To achieve the goal of mastering the entire South China Sea within the nine-dash line, China has clearly defined its strategy and tactics. China’s general strategy is the gray zone strategy (not using hot war, total war, but only combining military and non-military forces as well as paramilitary forces to gradually control the area). They also have specific tactics to implement the gray zone strategy such as economic coercion, the strategy of sending survey ships to penetrate the exclusive economic zones of countries in the region. RFA asked Mr. Daniel Kritenbrink whether it is right or wrong to say that China has goals, strategies, tactics and the United States has no strategy at all. except to practice freedom of navigation? And if the United States does not yet have a strategy, how will countries around the South China Sea face China’s ambitions? Mr. Daniel Kritenbrink replied:
“I have heard similar complaints from colleagues in Southeast Asia. They also say that the United States does not face the problems of a Free and Open Asia-Pacific, that practicing freedom of navigation is the only thing the United States does and why you have not done better. again.

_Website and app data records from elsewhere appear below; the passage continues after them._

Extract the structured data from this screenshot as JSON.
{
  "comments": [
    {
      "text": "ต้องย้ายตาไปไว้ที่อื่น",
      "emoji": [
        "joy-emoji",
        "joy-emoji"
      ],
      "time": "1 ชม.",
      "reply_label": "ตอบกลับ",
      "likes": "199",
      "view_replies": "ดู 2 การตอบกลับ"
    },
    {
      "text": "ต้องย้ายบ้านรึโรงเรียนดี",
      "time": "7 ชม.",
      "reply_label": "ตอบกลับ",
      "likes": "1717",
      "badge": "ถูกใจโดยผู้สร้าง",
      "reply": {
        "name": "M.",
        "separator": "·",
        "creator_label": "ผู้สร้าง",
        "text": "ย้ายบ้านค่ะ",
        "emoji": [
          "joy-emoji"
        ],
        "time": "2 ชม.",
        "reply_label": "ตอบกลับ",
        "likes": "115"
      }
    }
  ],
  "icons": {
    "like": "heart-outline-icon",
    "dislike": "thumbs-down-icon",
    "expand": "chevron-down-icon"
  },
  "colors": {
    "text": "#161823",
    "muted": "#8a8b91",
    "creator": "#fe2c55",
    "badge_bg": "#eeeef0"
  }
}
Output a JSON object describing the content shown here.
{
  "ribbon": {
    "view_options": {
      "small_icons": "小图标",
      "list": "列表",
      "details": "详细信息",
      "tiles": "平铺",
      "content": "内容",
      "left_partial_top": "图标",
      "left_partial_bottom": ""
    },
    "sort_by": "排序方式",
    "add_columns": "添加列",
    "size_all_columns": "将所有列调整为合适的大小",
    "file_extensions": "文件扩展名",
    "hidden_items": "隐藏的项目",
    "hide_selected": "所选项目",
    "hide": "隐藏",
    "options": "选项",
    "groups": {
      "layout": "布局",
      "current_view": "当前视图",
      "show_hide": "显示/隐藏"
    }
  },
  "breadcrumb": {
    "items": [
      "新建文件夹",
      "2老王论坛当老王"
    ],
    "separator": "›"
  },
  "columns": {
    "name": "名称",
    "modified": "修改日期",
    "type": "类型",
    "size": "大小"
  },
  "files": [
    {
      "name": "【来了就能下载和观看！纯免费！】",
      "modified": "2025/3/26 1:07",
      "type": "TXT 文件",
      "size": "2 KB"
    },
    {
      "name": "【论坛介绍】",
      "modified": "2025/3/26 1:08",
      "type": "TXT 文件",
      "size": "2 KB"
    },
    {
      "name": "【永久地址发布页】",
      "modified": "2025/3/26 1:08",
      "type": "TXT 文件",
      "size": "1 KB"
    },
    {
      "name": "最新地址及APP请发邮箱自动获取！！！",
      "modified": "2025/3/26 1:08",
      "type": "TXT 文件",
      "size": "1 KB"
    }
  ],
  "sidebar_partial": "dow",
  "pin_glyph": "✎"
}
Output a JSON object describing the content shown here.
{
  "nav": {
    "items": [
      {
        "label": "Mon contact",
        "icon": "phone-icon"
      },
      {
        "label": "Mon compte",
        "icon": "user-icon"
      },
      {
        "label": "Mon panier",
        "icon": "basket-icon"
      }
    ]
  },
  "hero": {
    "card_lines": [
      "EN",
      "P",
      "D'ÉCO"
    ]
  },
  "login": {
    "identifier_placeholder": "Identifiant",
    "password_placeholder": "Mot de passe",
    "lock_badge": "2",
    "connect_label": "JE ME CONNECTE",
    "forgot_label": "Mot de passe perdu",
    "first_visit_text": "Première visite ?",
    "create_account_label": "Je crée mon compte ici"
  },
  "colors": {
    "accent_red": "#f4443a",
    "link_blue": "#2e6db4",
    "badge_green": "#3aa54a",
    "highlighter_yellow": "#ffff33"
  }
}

We believe that we have implemented a range of strategies in the South China Sea, not just practicing freedom of navigation.
The first strategy that the United States implements is our diplomatic activities with ASEAN countries and outside as with the EU to protect the rules-based order in the region, protect the application in practice. 2016 rulings of the Permanent Court of Arbitration on the East Sea. Accordingly, countries in the region to claim their sovereignty and sovereign rights in the East Sea are based on the International Law of the Sea. And we want to make sure we all do that peacefully.
Second, the United States implements the strategy of building and developing maritime capabilities for countries in the region. Over the past 5 years, we have spent $1.6 billion building and developing maritime law enforcement forces for Southeast Asian nations. In the five years 2012 – 2017, the United States provided Vietnam with $450 million in a program to develop maritime law enforcement capacity.
Third, we believe that the best way to maintain peace and stability in the South China Sea is to enhance the maritime law enforcement capacity of Southeast Asian countries so that they can protect their national interests. Southeast Asian claimants in the South China Sea and partner countries have not yet made impressive investments in maritime law enforcement capabilities, but it certainly helps to that end. We believe that exercising a regular presence in the region with a strategy of exercising freedom of navigation, as well as enhancing maritime law enforcement capabilities and practicing such law enforcement for these countries is not militarizing the issue, not destabilizing the issue, but helping to stabilize the region.
We have not only practiced freedom of navigation in the South China Sea, we have done more than that.”
Source : rfa.org